#### Work item
A precise reproduction of every record below is needed, minus the pictures.

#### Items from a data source

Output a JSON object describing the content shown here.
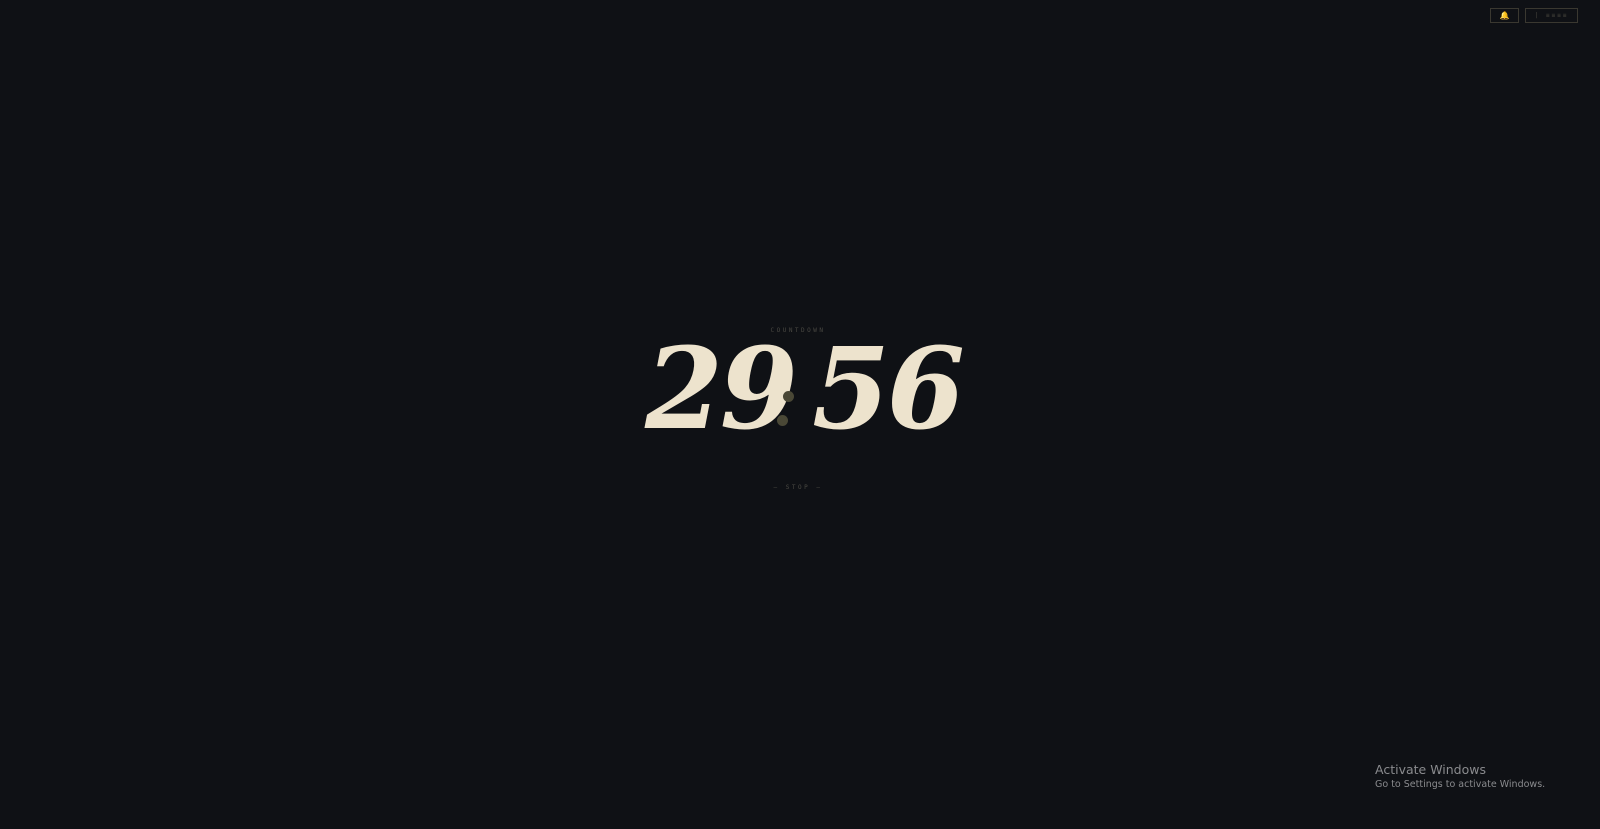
{
  "controls": {
    "bell_icon": "bell-icon",
    "bell_glyph": "🔔",
    "label_button": "| ≡≡≡≡"
  },
  "timer": {
    "caption": "COUNTDOWN",
    "minutes": "29",
    "seconds": "56",
    "stop_label": "— STOP —"
  },
  "colors": {
    "background": "#0f1115",
    "digits": "#ede3cd",
    "colon_dots": "#4a4836",
    "bell_accent": "#e8b34a"
  },
  "watermark": {
    "title": "Activate Windows",
    "subtitle": "Go to Settings to activate Windows."
  }
}
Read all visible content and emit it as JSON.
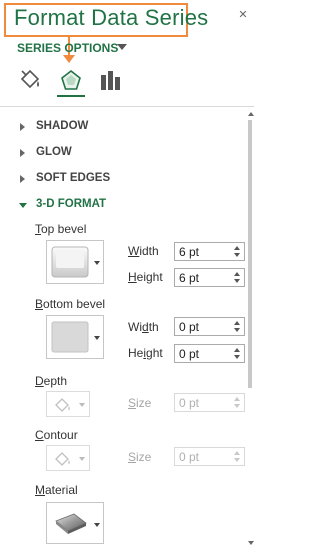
{
  "pane": {
    "title": "Format Data Series",
    "close_glyph": "✕"
  },
  "series_options": {
    "label": "SERIES OPTIONS"
  },
  "tabs": [
    {
      "name": "fill-line",
      "icon": "paint-bucket-icon",
      "selected": false
    },
    {
      "name": "effects",
      "icon": "pentagon-icon",
      "selected": true
    },
    {
      "name": "series-options",
      "icon": "bar-chart-icon",
      "selected": false
    }
  ],
  "sections": {
    "shadow": "SHADOW",
    "glow": "GLOW",
    "soft_edges": "SOFT EDGES",
    "three_d_format": "3-D FORMAT"
  },
  "three_d": {
    "top_bevel_pre": "",
    "top_bevel_u": "T",
    "top_bevel_post": "op bevel",
    "bottom_bevel_pre": "",
    "bottom_bevel_u": "B",
    "bottom_bevel_post": "ottom bevel",
    "top_width_label_pre": "",
    "top_width_label_u": "W",
    "top_width_label_post": "idth",
    "top_width_value": "6 pt",
    "top_height_label_pre": "",
    "top_height_label_u": "H",
    "top_height_label_post": "eight",
    "top_height_value": "6 pt",
    "bottom_width_label_pre": "Wi",
    "bottom_width_label_u": "d",
    "bottom_width_label_post": "th",
    "bottom_width_value": "0 pt",
    "bottom_height_label_pre": "He",
    "bottom_height_label_u": "i",
    "bottom_height_label_post": "ght",
    "bottom_height_value": "0 pt",
    "depth_label_pre": "",
    "depth_label_u": "D",
    "depth_label_post": "epth",
    "depth_size_label_pre": "",
    "depth_size_label_u": "S",
    "depth_size_label_post": "ize",
    "depth_size_value": "0 pt",
    "contour_label_pre": "",
    "contour_label_u": "C",
    "contour_label_post": "ontour",
    "contour_size_label_pre": "",
    "contour_size_label_u": "S",
    "contour_size_label_post": "ize",
    "contour_size_value": "0 pt",
    "material_label_pre": "",
    "material_label_u": "M",
    "material_label_post": "aterial"
  },
  "colors": {
    "accent": "#217346",
    "highlight": "#f08a3c"
  }
}
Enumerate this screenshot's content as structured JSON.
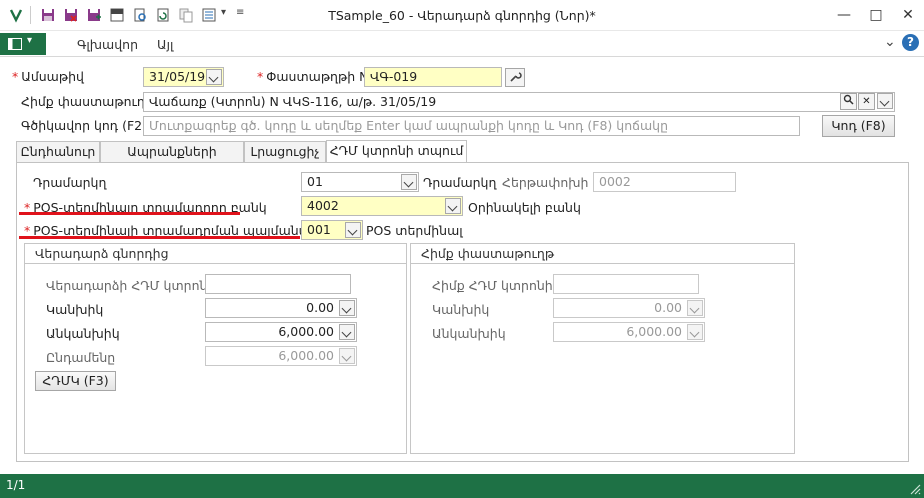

#### Answer box
Output a JSON object describing the content shown here.
{
  "controls": {
    "bell_icon": "bell-icon",
    "bell_glyph": "🔔",
    "label_button": "| ≡≡≡≡"
  },
  "timer": {
    "caption": "COUNTDOWN",
    "minutes": "29",
    "seconds": "56",
    "stop_label": "— STOP —"
  },
  "colors": {
    "background": "#0f1115",
    "digits": "#ede3cd",
    "colon_dots": "#4a4836",
    "bell_accent": "#e8b34a"
  },
  "watermark": {
    "title": "Activate Windows",
    "subtitle": "Go to Settings to activate Windows."
  }
}
Read all visible content and emit it as JSON.
{
  "pane": {
    "title": "Format Data Series",
    "close_glyph": "✕"
  },
  "series_options": {
    "label": "SERIES OPTIONS"
  },
  "tabs": [
    {
      "name": "fill-line",
      "icon": "paint-bucket-icon",
      "selected": false
    },
    {
      "name": "effects",
      "icon": "pentagon-icon",
      "selected": true
    },
    {
      "name": "series-options",
      "icon": "bar-chart-icon",
      "selected": false
    }
  ],
  "sections": {
    "shadow": "SHADOW",
    "glow": "GLOW",
    "soft_edges": "SOFT EDGES",
    "three_d_format": "3-D FORMAT"
  },
  "three_d": {
    "top_bevel_pre": "",
    "top_bevel_u": "T",
    "top_bevel_post": "op bevel",
    "bottom_bevel_pre": "",
    "bottom_bevel_u": "B",
    "bottom_bevel_post": "ottom bevel",
    "top_width_label_pre": "",
    "top_width_label_u": "W",
    "top_width_label_post": "idth",
    "top_width_value": "6 pt",
    "top_height_label_pre": "",
    "top_height_label_u": "H",
    "top_height_label_post": "eight",
    "top_height_value": "6 pt",
    "bottom_width_label_pre": "Wi",
    "bottom_width_label_u": "d",
    "bottom_width_label_post": "th",
    "bottom_width_value": "0 pt",
    "bottom_height_label_pre": "He",
    "bottom_height_label_u": "i",
    "bottom_height_label_post": "ght",
    "bottom_height_value": "0 pt",
    "depth_label_pre": "",
    "depth_label_u": "D",
    "depth_label_post": "epth",
    "depth_size_label_pre": "",
    "depth_size_label_u": "S",
    "depth_size_label_post": "ize",
    "depth_size_value": "0 pt",
    "contour_label_pre": "",
    "contour_label_u": "C",
    "contour_label_post": "ontour",
    "contour_size_label_pre": "",
    "contour_size_label_u": "S",
    "contour_size_label_post": "ize",
    "contour_size_value": "0 pt",
    "material_label_pre": "",
    "material_label_u": "M",
    "material_label_post": "aterial"
  },
  "colors": {
    "accent": "#217346",
    "highlight": "#f08a3c"
  }
}
Enumerate this screenshot's content as structured JSON.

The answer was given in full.